Perhaps the best way to show how the symbol of blood changes throughout the play is to follow the character changes in Macbeth. First he is a brave honored soldier, but as the play progresses acknowledged and trusted by his king, he becomes a treacherous person who has become identified with death and bloodshed, and ends up killing Duncan who put so much trust in him. This is ironic because the previous Thane of Cawdor was executed for treason, which is the first thought that comes into his mind when he is appointed Thane. He knows that the King's trust was misplaced; the fact that he murdered his king plays upon his conscience and shows his guilt in different forms.

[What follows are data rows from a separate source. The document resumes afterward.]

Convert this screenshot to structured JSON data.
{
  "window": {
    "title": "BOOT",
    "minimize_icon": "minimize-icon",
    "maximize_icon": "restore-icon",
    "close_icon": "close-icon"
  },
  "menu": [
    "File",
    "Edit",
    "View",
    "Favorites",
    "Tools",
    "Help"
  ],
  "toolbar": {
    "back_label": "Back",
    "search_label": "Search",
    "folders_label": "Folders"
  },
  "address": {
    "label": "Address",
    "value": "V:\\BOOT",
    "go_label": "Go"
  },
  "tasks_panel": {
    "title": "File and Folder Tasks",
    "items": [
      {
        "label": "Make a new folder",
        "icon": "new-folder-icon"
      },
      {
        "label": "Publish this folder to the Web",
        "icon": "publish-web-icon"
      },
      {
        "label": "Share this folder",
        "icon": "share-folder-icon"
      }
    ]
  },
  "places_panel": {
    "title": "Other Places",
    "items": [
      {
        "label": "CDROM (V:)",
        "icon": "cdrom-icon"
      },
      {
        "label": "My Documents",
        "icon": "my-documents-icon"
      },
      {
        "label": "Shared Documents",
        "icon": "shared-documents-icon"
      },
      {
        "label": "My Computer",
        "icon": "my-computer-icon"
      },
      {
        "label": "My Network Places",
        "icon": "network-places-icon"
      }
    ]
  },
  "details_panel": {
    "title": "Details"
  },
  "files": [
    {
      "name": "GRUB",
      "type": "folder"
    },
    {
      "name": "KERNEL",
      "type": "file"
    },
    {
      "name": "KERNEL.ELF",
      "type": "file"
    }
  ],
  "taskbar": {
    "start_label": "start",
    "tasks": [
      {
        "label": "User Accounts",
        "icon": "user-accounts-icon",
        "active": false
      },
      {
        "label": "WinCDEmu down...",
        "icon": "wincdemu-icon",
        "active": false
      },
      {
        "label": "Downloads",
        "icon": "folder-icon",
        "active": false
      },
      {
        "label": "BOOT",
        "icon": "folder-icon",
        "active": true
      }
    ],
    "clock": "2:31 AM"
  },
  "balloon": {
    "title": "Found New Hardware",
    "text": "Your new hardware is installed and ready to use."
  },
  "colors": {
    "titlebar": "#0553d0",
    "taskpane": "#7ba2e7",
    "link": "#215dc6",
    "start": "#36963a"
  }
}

The situation worsens for him after he murders Banquo, who was one of his most loyal and trusted friends.
A similar idea can also be applied to lady Macbeth, as her character changes dramatically throughout the course of the play. Hers and Macbeth's roles can be seen to swap in a way. When the idea of killing Duncan comes into the minds of Macbeth and Lady Macbeth, Macbeth is uncertain, he seems withdrawn about the whole idea. Lady Macbeth comes across as evil and bloodthirsty, for it is she who ensures that the murder takes place. Towards the end of the play though, although both characters show the immense guilt of what they have done, it is Lady Macbeth who is now withdrawn, and Macbeth who comes across as evil, for the full spell of the witches has now taken effect, he does not believe that the Scots will be defeated, so he ridicules the idea of an English invasion.
The first reference of blood is one of honor, and occurs when Duncan sees the injured sergeant and says, "What bloody man is that?" This is symbolic of the brave fighter who has been injured in a valiant battle for his country. In the next passage, in which the sergeant says,
"Which smok'd with bloody execution"
he is referring to Macbeth's braveness in which his sword is covered in the hot blood of the enemy.
After these few references to honor, the symbol of blood now changes to show a theme of treachery and treason, mainly centered on the murder of Duncan. Lady Macbeth starts this off when she asks the spirits to "make thick my blood," What she is saying by this, is that she wants to make herself insensitive and remorseless for the deeds which she is about to commit. Lady Macbeth knows that the evidence of blood is a treacherous symbol, and knows it will deflect the guilt from her and Macbeth to the servants when she says "smear the sleepy...